When I work with development professionals, I often hear them talk about pieces of their annual campaign that are a huge lift for their team. In many cases, the initiatives don’t bring in very much revenue, and it becomes hard to justify the work that goes into them. When I ask why this is part of their development plan, sometimes my clients have perfectly logical explanations ­– like an event that brings in new donors, even if they are at lower levels, or an initiative that gets a lot of press, therefore improving the organization’s visibility and reputation.

However, in most cases, I am usually met with some version of “I don’t know, but we always do it this way”. That’s when my red flag goes up.

Every organization has their example of something that takes a ton of work and raises very little money.

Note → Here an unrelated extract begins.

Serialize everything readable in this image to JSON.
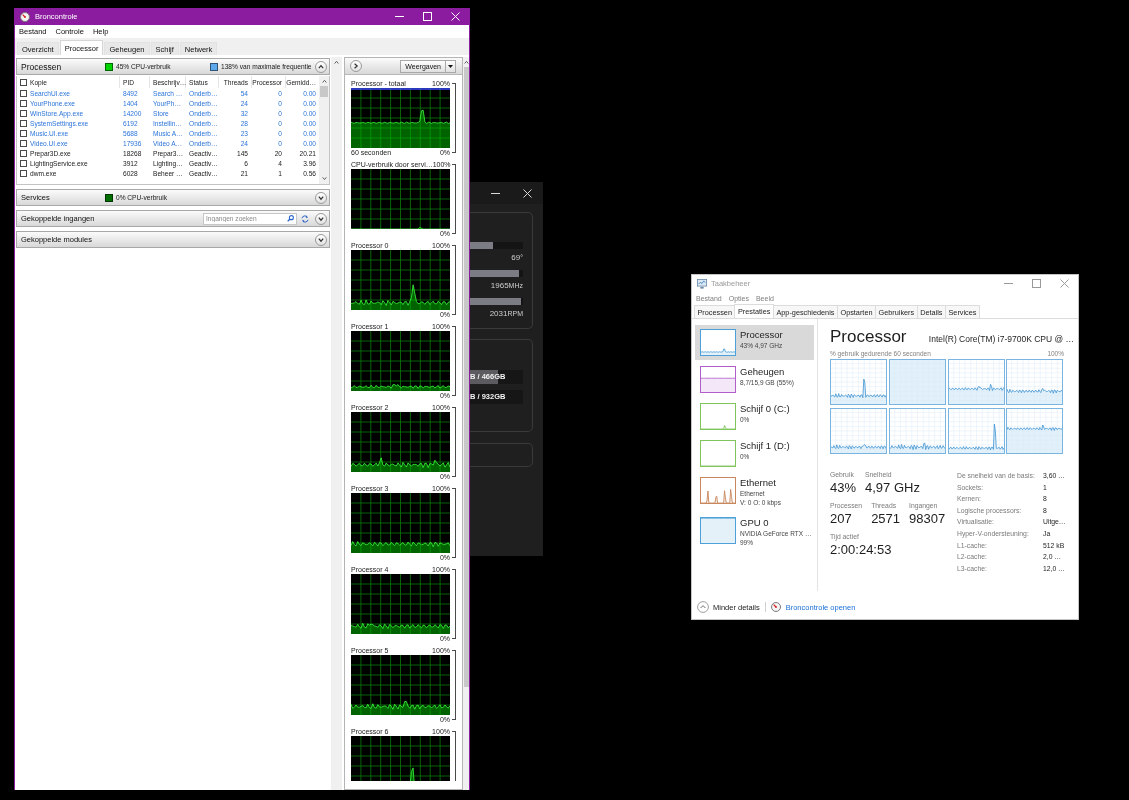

You may have yours in your head right now.

I’m here to tell you something that I hope feels freeing: you don’t have to do it. I’m going to say that again because it’s that important…you don’t have to do it.

Now, before you go through your development plan and cut out anything that’s challenging, there are some important questions to ask yourself:

  1. What’s the potential loss to my budget if I cut this activity?
  2. Can I replace the revenue from this activity with something else? If so, what would that be?
  3. Could my time go towards another fundraising activity that will generate more revenue? If so, what would that be?
  4. Who else do I need to talk to before deciding not to do this activity?

In today’s freebie, I’m sharing my tips to help you prepare for the conversation in #4. It’s one thing for you to be convinced, but when you’re making a change to your development plan it’s crucial for your team to be on board and to understand why you are making the suggestion.

Thinking critically about fundraising activities is going to make you a better professional and a better fundraiser. Are you ready to start freeing up your time and bringing in more money?